First before we get to developing our application we require a few more utilities so we can successfully create on windows. First we need to download Ruby Development Kit, http://dl.bintray.com/oneclick/rubyinstaller/DevKit-mingw64-64-4.7.2-20130224-1432-sfx.exe extract this to a directory open a command window in this directory and run these three commands
ruby dk.rb init
ruby dk.rb install
gem install rdiscount --platform=ruby
Congratulations Ruby Development Kit has been installed, next we require Node.js https://nodejs.org/dist/v4.4.0/node-v4.4.0-x64.msi follow that installer and Node.js should be fully installed.
Lets make that project
Now before we make a project we should figure out what type of project we want to make, it has been decided we will make a basic blog with Create, Read, Update, and Destroy (CRUD) functions. since this is a completely local project we will call it simply blog. The creations command to create a new project is as follows
rails new blog
Keep in mind this command will create the new directory exactly where the command window current directory is. We need to now start working in our new project directory
Starting a web server with Rails is fairly easy, the automatic port rails works with is 3000 so once the server is hosted, to view our rails webpage we enter localhost:3000 into out web browser. the command to start the rails web server is as follows
If we access our newly created web server we are greeted to a welcome aboard page hosted by Ruby on Rails, this page has links to Rails guides, the Rails API and Ruby standard library.
The first HTML page
First thing any webpage needs is a welcome page, Rails requires both a controller and a view to make it’s first HTML page. A controller is what handles actions within Ruby, view are what displays the information held by the controller into easily readable data. To put it in simple terms the controller is the brain behind the operation and the view is the pretty model that everyone wants to look at. using the following command Rails will generate both a controller and a view.

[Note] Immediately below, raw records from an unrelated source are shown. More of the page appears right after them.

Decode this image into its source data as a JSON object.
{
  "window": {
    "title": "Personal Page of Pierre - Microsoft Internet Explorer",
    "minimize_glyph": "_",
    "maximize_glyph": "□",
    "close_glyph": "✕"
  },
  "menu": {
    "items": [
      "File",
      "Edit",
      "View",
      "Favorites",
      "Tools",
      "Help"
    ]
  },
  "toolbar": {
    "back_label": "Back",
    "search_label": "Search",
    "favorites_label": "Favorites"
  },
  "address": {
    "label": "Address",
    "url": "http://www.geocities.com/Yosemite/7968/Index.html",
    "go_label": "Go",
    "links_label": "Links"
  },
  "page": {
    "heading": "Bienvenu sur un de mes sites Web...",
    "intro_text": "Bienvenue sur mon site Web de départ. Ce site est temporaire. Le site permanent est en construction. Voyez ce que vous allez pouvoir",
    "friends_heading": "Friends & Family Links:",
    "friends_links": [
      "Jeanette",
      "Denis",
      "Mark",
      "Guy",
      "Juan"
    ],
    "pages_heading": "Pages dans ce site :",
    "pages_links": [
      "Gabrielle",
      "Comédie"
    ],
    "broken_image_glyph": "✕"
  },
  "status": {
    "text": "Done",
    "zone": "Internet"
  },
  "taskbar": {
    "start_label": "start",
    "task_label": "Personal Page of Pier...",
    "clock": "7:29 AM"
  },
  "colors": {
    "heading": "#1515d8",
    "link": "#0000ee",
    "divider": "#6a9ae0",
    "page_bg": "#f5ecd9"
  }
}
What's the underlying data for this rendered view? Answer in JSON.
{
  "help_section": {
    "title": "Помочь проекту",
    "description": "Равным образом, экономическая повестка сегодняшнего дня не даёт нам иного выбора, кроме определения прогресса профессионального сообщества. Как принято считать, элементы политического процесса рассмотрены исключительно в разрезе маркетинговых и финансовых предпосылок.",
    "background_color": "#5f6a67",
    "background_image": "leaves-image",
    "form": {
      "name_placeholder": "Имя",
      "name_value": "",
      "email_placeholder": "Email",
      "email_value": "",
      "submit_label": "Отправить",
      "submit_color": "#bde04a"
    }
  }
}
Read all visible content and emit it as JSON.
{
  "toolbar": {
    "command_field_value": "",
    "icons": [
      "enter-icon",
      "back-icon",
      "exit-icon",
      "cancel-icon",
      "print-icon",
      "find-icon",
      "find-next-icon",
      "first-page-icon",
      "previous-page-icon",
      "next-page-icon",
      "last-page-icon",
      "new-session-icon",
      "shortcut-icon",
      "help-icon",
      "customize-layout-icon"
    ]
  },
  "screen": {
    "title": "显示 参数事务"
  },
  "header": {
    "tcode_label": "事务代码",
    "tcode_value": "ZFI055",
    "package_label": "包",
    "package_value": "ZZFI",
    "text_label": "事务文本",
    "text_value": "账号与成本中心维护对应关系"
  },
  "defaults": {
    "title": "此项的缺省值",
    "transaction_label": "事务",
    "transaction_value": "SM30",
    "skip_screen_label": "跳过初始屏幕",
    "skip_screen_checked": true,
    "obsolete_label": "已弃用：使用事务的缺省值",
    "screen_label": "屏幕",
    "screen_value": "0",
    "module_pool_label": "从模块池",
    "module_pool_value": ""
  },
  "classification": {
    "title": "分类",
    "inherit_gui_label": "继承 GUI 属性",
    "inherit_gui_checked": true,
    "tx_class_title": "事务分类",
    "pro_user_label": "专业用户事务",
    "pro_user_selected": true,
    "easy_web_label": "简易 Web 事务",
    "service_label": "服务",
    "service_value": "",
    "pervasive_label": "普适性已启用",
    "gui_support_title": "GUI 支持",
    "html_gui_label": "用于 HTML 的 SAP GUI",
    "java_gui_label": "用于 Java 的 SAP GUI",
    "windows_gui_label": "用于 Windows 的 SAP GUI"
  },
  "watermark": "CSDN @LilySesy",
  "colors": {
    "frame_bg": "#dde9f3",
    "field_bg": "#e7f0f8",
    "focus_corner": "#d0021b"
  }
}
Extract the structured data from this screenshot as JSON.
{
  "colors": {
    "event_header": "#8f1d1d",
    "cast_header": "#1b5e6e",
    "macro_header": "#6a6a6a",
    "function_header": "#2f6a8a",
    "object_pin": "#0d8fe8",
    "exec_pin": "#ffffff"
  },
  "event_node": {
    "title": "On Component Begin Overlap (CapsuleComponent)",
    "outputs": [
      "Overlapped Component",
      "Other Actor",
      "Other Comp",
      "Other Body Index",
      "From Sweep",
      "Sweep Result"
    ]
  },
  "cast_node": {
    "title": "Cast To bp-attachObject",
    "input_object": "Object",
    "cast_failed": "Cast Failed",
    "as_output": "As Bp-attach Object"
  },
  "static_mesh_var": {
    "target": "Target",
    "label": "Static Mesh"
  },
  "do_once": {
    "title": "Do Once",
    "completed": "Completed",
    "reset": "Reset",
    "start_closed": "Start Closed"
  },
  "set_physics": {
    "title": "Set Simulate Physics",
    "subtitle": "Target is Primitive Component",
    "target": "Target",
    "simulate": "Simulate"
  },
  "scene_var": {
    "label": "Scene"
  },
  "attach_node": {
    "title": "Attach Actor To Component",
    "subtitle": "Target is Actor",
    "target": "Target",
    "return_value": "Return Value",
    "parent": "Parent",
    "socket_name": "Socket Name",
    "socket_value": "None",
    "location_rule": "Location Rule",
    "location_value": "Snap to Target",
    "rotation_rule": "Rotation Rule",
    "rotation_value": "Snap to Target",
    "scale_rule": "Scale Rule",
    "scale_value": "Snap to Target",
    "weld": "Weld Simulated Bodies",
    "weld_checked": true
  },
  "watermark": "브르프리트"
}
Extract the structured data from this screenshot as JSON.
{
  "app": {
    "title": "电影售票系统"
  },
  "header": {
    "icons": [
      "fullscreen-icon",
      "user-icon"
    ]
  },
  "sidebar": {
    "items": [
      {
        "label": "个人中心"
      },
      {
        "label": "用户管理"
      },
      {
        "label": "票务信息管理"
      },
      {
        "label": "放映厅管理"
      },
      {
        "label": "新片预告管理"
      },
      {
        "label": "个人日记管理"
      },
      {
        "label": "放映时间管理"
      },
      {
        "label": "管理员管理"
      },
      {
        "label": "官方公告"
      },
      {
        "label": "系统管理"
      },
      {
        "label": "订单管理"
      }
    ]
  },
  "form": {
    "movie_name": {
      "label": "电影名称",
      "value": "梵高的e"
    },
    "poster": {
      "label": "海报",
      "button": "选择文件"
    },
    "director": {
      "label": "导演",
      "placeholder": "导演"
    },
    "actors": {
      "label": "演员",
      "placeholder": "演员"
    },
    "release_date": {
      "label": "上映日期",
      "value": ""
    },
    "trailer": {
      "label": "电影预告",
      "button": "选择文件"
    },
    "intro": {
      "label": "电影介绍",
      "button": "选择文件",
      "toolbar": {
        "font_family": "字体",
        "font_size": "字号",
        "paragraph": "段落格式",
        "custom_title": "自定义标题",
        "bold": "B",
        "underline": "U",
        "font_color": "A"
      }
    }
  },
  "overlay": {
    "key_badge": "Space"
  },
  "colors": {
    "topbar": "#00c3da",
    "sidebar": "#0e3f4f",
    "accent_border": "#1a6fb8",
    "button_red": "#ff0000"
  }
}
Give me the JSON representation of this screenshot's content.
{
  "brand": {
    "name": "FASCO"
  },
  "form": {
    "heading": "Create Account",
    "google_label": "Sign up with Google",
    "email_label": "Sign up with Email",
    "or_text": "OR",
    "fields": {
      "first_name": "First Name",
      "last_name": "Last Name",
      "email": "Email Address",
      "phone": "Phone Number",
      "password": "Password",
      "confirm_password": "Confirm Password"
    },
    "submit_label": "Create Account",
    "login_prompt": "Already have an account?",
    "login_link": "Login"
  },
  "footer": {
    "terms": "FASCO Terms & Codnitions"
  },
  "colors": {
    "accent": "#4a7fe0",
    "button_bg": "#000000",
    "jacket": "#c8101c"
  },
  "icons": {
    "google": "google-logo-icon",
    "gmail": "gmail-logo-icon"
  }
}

Keep in mind if you have the server running the command window will be too busy to do any other operations, we should keep the server running and open a new command window in the blog directory.
Rails generate controller welcome index
This creates a number of files within the blog directory, the one we are currently interested in is located at blog/app/views/welcome under the file name index.html.erb the code auto generated in this will be as follows
<p>Find me in app/views/welcome/index.html.erb</p>
Now using the HTML knowledge you have at your disposal you may change this page as much as you like, the focus of this blog is not HTML, therefore we are gonna to change this to a really simple page for now, the following is what i replaced for this page
<h1> Welcome to my Blog, it's still under construction</h1>
Now currently this page is not our root for our web application, to change the home webpage we have to modify the blog/config/route.rb file. the following is the auto generated file that we will be changing.
If we remove the # in front of “ root ‘welcome#index’”, we will remove the commenting out of that line. this will force the index action of the welcome controller to be the home webpage of our web service. if we were to open our browser to localhost:3000 once again we would see the HTML page we just created. While we have the route.rb file open we should add the last thing we need to add to this file for the finalized project. We want to make a new database table known as articles, to accomplish this we will add resources :articles to this file E.G.
This will make sure our entire project can access the articles table. Rails does need a controller for each table to handle any actions that happens with this table, so lets generate that with the following command.
rails generate controller articles
We should note since we have no arguments after articles the controller will have no actions upon generations so we will have to make our own. Which we will on the next blog post.